Trek-Segafredo’s tough-guy sprinter is a lean, mean, winning machine so far in 2022, bossing the bunch-kick opener of Etoile de Bessegès and finishing second in three more races of his six-day season.
How come so hot?
According to sport director Steven de Jongh, Pedersen doubled down this winter in his mission to right the wrongs of a classics season that didn’t go his way in 2021. Oh, and being up for contract renewal surely maximized the motivation.
“He just had a really good winter, he’s really focused this year,” de Jongh told VeloNews. “He’s out of contract and completely not happy with what happened with last year’s classics. ”

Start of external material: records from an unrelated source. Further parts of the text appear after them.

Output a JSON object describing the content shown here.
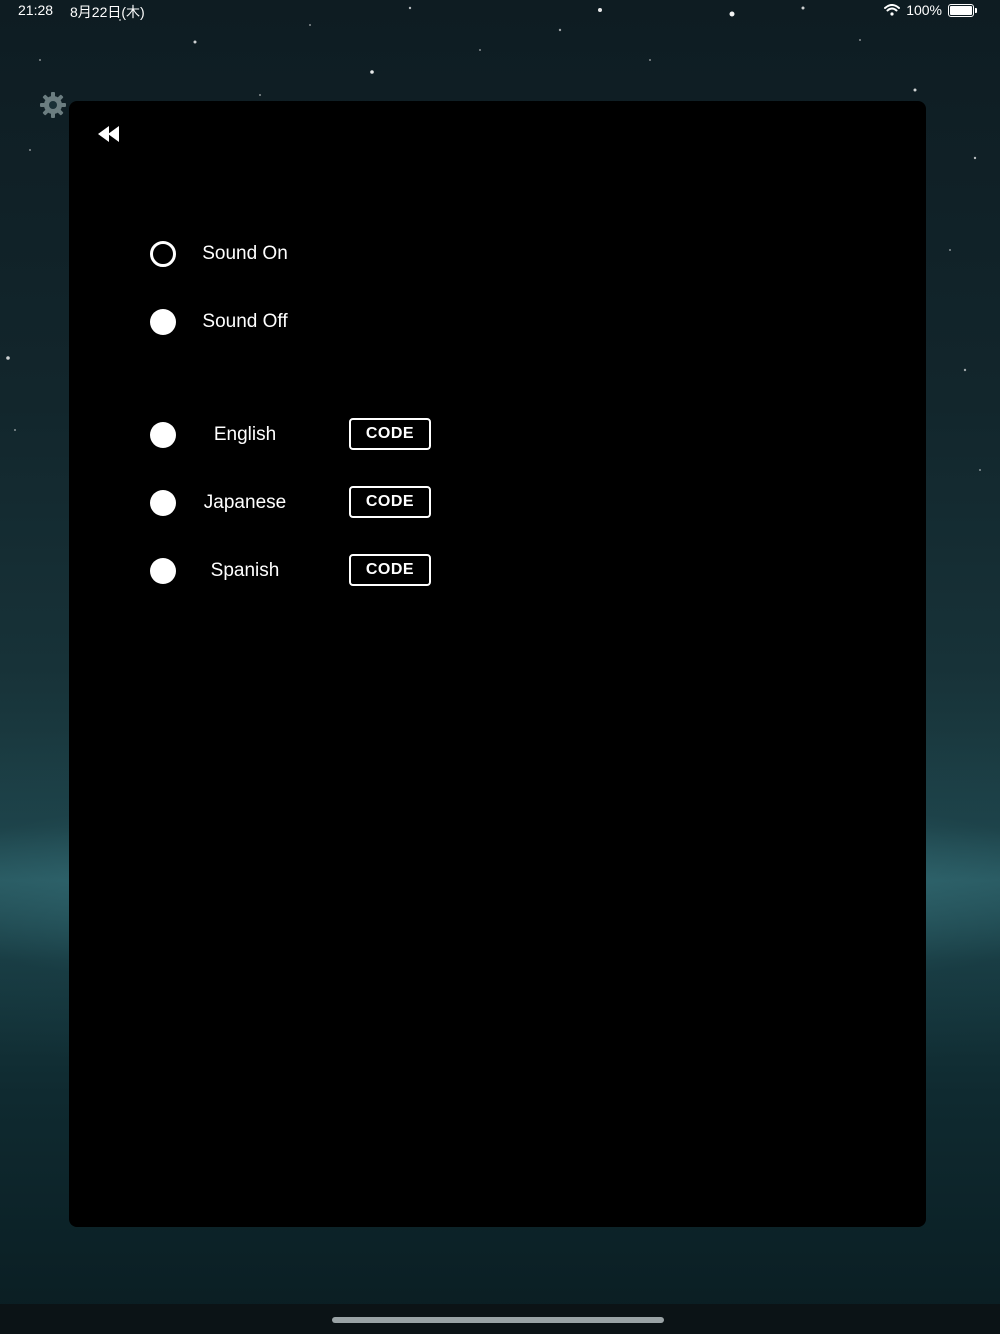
{
  "status_bar": {
    "time": "21:28",
    "date": "8月22日(木)",
    "battery": "100%"
  },
  "settings": {
    "sound": [
      {
        "label": "Sound On",
        "selected": true
      },
      {
        "label": "Sound Off",
        "selected": false
      }
    ],
    "languages": [
      {
        "label": "English",
        "code_button": "CODE"
      },
      {
        "label": "Japanese",
        "code_button": "CODE"
      },
      {
        "label": "Spanish",
        "code_button": "CODE"
      }
    ]
  },
  "icons": [
    "gear-icon",
    "back-icon",
    "wifi-icon",
    "battery-icon"
  ]
}
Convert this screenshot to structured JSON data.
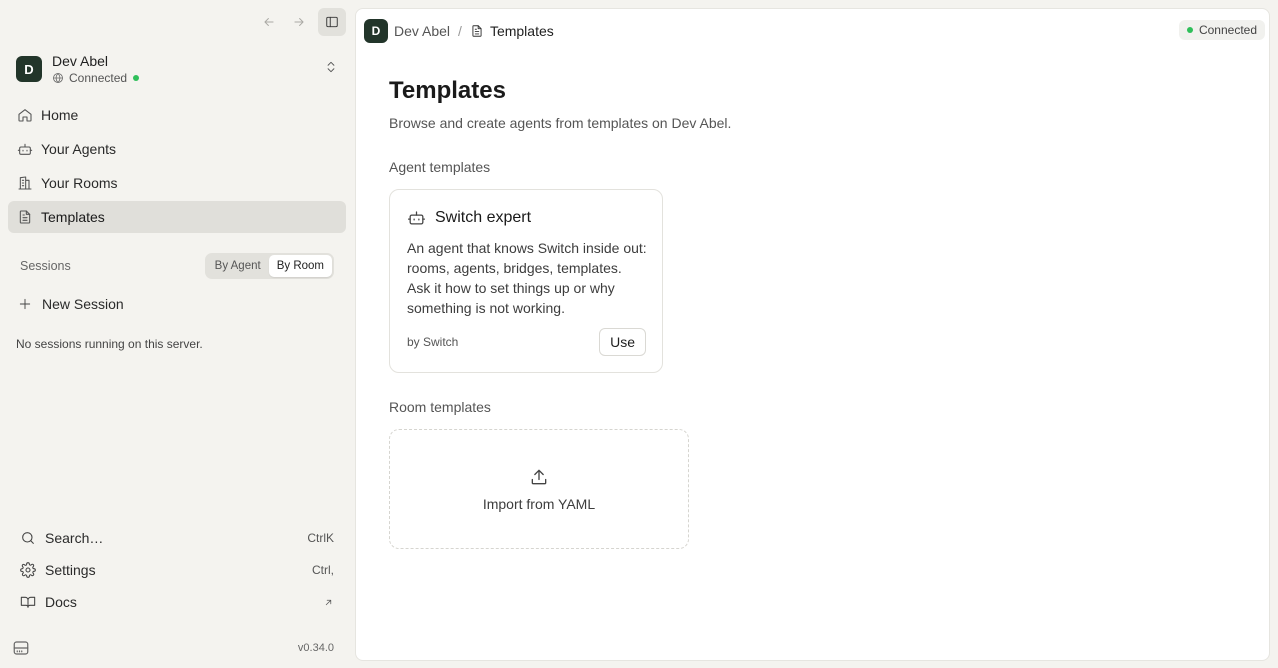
{
  "account": {
    "initial": "D",
    "name": "Dev Abel",
    "status": "Connected"
  },
  "nav": {
    "items": [
      {
        "label": "Home",
        "icon": "home-icon"
      },
      {
        "label": "Your Agents",
        "icon": "bot-icon"
      },
      {
        "label": "Your Rooms",
        "icon": "building-icon"
      },
      {
        "label": "Templates",
        "icon": "file-text-icon",
        "active": true
      }
    ]
  },
  "sessions": {
    "label": "Sessions",
    "toggle": [
      "By Agent",
      "By Room"
    ],
    "toggle_selected": "By Room",
    "new_label": "New Session",
    "empty_text": "No sessions running on this server."
  },
  "bottom": {
    "search_label": "Search…",
    "search_kbd": "CtrlK",
    "settings_label": "Settings",
    "settings_kbd": "Ctrl,",
    "docs_label": "Docs",
    "version": "v0.34.0"
  },
  "header": {
    "crumb_initial": "D",
    "crumb_root": "Dev Abel",
    "crumb_sep": "/",
    "crumb_current": "Templates",
    "connection": "Connected"
  },
  "page": {
    "title": "Templates",
    "subtitle": "Browse and create agents from templates on Dev Abel.",
    "agent_section": "Agent templates",
    "room_section": "Room templates"
  },
  "agent_card": {
    "title": "Switch expert",
    "description": "An agent that knows Switch inside out: rooms, agents, bridges, templates. Ask it how to set things up or why something is not working.",
    "author": "by Switch",
    "use_label": "Use"
  },
  "import": {
    "label": "Import from YAML"
  },
  "colors": {
    "accent_dark": "#22352a",
    "status_green": "#2fbf5a",
    "sidebar_bg": "#f4f3ef",
    "active_item_bg": "#e0dfda"
  }
}
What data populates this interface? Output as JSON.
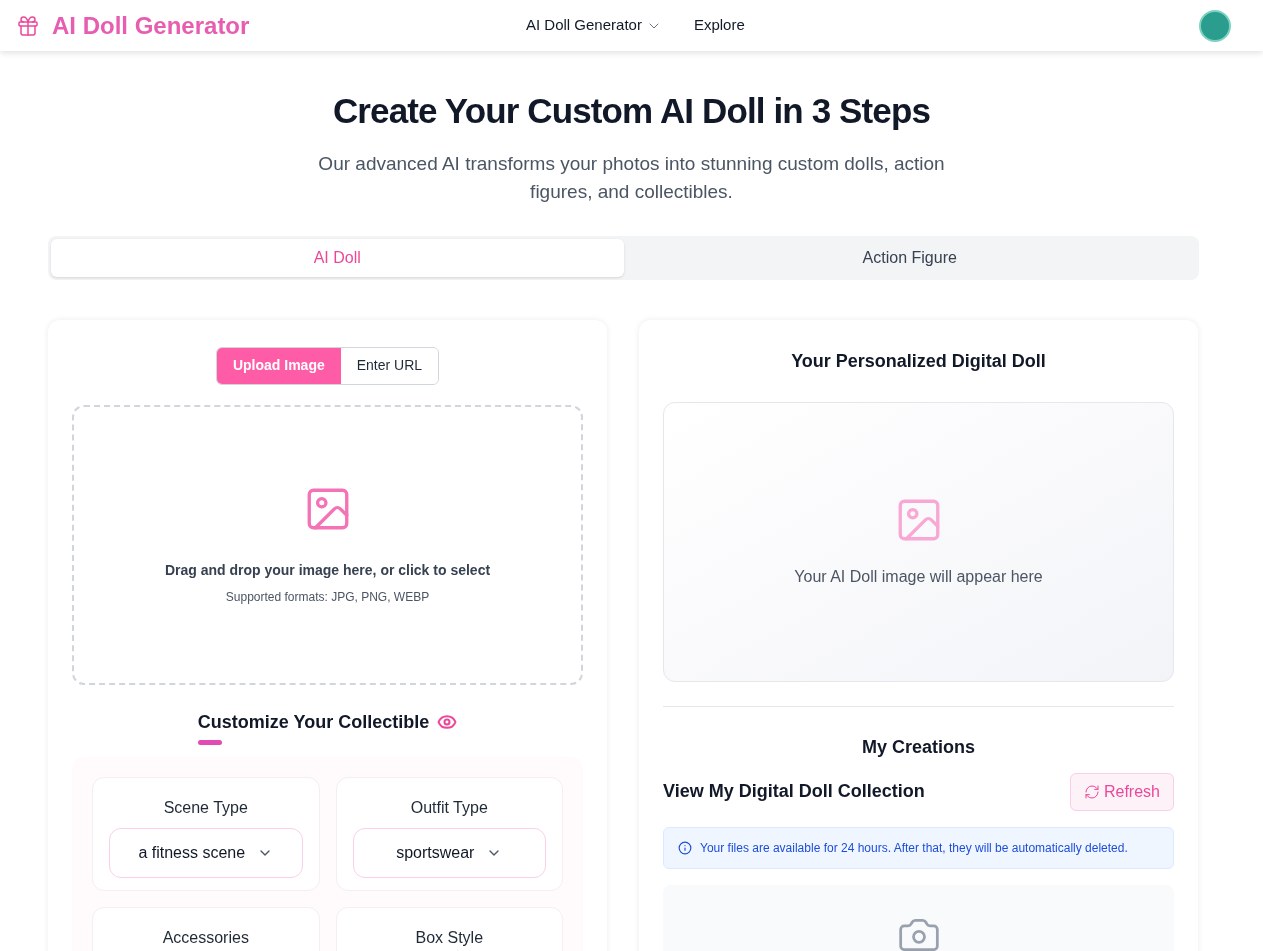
{
  "header": {
    "brand": "AI Doll Generator",
    "nav": [
      {
        "label": "AI Doll Generator",
        "kind": "dropdown"
      },
      {
        "label": "Explore",
        "kind": "link"
      }
    ]
  },
  "hero": {
    "title": "Create Your Custom AI Doll in 3 Steps",
    "subtitle": "Our advanced AI transforms your photos into stunning custom dolls, action figures, and collectibles."
  },
  "tabs": [
    {
      "label": "AI Doll",
      "selected": true
    },
    {
      "label": "Action Figure",
      "selected": false
    }
  ],
  "source_toggle": [
    {
      "label": "Upload Image",
      "selected": true
    },
    {
      "label": "Enter URL",
      "selected": false
    }
  ],
  "dropzone": {
    "text": "Drag and drop your image here, or click to select",
    "formats": "Supported formats: JPG, PNG, WEBP"
  },
  "customize": {
    "title": "Customize Your Collectible",
    "options": [
      {
        "label": "Scene Type",
        "value": "a fitness scene"
      },
      {
        "label": "Outfit Type",
        "value": "sportswear"
      },
      {
        "label": "Accessories"
      },
      {
        "label": "Box Style"
      }
    ]
  },
  "result": {
    "title": "Your Personalized Digital Doll",
    "placeholder": "Your AI Doll image will appear here"
  },
  "creations": {
    "title": "My Creations",
    "subtitle": "View My Digital Doll Collection",
    "refresh": "Refresh",
    "notice": "Your files are available for 24 hours. After that, they will be automatically deleted."
  }
}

Pedersen has long made it his mission to conquer the classics, with Paris-Roubaix the ultimate prize.
But last year, he barely saw a finish line in the season’s biggest races.
DNFs at Roubaix, the world championships, Tour of Flanders, and the E3 Classic left Pedersen cursing after he’d fired so fast out the gate with Kuurne-Brussel-Kuurne victory.

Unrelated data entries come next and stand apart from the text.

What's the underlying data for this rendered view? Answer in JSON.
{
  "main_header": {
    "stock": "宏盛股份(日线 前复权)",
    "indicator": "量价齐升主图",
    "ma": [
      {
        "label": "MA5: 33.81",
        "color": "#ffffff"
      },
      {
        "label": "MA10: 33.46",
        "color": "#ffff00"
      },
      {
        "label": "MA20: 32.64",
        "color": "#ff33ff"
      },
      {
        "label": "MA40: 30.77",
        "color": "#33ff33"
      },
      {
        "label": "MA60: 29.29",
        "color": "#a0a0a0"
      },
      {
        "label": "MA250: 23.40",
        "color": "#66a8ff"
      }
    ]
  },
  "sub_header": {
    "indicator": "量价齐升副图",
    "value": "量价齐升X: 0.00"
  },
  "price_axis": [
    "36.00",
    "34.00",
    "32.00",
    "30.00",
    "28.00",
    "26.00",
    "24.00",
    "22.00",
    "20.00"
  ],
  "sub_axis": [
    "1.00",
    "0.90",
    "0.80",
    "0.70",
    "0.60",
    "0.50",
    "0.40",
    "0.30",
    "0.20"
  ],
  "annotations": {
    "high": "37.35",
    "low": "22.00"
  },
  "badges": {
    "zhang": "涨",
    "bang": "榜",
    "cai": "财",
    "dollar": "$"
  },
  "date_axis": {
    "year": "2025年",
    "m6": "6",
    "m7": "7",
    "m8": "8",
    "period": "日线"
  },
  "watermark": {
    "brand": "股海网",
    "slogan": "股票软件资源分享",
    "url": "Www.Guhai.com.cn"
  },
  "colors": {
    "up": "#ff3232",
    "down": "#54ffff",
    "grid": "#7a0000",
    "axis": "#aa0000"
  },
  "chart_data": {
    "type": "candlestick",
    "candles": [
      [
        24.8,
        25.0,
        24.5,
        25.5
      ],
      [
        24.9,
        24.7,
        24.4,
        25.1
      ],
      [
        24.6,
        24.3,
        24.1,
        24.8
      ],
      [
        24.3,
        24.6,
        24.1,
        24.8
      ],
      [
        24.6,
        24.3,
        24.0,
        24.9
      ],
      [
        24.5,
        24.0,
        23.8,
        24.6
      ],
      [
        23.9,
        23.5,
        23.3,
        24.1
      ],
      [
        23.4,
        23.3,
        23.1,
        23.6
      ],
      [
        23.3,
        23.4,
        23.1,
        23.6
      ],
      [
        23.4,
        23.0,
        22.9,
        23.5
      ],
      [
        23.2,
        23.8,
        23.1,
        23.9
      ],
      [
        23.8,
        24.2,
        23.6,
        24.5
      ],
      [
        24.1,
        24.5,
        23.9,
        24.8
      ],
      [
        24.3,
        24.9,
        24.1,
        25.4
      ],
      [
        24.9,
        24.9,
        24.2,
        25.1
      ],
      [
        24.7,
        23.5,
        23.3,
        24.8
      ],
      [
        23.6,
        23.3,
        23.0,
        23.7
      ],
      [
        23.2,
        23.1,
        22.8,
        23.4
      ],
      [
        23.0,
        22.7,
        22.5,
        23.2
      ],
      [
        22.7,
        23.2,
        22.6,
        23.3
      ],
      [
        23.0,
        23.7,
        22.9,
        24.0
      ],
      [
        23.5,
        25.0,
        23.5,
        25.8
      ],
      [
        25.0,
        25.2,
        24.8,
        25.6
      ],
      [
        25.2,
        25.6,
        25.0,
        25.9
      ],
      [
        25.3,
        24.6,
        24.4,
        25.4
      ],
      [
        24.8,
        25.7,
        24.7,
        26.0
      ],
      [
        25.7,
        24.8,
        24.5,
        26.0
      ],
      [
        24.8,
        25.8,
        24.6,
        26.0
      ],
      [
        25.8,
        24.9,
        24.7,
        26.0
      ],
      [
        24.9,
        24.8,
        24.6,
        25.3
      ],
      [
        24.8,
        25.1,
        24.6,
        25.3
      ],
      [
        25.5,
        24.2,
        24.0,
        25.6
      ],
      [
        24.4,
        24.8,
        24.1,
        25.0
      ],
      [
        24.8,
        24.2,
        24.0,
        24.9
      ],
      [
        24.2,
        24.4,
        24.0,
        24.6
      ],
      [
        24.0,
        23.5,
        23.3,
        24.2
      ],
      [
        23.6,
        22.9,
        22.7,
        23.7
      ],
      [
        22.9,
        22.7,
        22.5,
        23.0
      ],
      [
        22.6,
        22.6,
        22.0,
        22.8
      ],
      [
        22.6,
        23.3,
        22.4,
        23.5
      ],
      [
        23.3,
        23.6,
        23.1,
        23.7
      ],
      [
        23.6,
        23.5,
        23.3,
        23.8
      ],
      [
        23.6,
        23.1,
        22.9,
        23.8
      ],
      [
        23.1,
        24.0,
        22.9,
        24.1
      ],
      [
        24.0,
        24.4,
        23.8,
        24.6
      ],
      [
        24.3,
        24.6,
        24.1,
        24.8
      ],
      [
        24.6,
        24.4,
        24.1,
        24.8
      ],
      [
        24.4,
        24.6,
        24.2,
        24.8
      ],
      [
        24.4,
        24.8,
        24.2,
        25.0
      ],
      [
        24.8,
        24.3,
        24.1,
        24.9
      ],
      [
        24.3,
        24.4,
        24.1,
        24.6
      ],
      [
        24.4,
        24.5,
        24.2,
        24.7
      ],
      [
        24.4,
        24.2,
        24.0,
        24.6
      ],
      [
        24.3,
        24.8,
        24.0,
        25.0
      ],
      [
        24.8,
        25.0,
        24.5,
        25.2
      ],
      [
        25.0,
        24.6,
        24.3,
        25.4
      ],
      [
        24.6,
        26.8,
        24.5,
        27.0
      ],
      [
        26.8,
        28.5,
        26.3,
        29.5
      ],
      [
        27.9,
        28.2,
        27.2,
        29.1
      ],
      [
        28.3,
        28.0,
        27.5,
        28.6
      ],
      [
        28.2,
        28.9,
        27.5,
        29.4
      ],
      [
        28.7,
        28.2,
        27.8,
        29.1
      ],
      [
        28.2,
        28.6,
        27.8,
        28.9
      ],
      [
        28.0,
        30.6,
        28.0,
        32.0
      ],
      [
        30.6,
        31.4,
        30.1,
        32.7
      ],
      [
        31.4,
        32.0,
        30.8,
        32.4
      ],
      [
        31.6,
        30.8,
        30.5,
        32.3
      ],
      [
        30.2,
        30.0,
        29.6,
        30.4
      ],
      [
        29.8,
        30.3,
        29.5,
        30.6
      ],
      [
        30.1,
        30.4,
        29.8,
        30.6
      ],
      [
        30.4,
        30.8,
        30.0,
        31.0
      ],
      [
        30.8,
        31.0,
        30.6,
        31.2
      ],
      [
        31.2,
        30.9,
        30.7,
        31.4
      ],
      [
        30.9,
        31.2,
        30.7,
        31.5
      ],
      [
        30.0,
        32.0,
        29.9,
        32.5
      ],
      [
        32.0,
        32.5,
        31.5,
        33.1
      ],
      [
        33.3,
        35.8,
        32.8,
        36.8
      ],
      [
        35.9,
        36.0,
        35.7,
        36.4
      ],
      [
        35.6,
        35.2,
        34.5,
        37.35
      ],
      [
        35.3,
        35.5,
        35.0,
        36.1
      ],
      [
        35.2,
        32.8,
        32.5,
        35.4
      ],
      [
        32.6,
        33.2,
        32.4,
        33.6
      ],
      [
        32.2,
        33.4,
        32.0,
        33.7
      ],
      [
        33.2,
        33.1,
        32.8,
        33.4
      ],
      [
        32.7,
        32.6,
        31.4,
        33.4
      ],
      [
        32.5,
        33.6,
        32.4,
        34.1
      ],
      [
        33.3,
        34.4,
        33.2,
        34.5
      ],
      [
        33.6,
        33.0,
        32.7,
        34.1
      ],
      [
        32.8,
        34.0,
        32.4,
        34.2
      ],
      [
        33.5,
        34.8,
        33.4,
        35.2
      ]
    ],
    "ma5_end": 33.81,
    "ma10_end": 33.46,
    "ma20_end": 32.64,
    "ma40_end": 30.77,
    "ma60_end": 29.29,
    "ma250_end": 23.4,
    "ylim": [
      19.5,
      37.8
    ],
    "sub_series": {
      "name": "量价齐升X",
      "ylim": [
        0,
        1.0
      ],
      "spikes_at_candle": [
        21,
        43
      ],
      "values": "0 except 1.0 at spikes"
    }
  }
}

“With last year’s classic season, and in general how the season went, Mads had a lot of crashes. He was very dissatisfied how it went. He knew he had a lot of stupid crashes that shouldn’t have happened. So something needed to change,” de Jongh said.
“You can see in training already, there’s a lot more focus a lot less playing around and joking, much more focused. With all of that, I think he really stepped up to a really good level.”
With Bessegès in the books, Pedersen keeps pedaling toward his delayed classics campaign with a late-winter Mallorca camp.
The Dane is ditching the “opening weekend” in favor of a later peak for the delayed Paris-Roubaix, where he’ll team up with sidekick Jasper Stuyven at the head of a bigger, bolder Trek classics crew.
From there, it’s all roads toward the Tour de France’s Danish Départ. Three days of sprinter-friendly parcours offers Pedersen the opportunity to pull on a yellow jersey in front of his home fans.
“He’s much more focused and concentrated now,” de Jongh said. “He’s really dedicated to doing a good pre-season, and that showed in Bessegès. We all know he wants to win Roubaix and of course, he’s really motivated to do well in the Tour as well because it starts in Denmark, with maybe even a yellow.”
If that’s not enough to make you train and race harder than ever before, what is?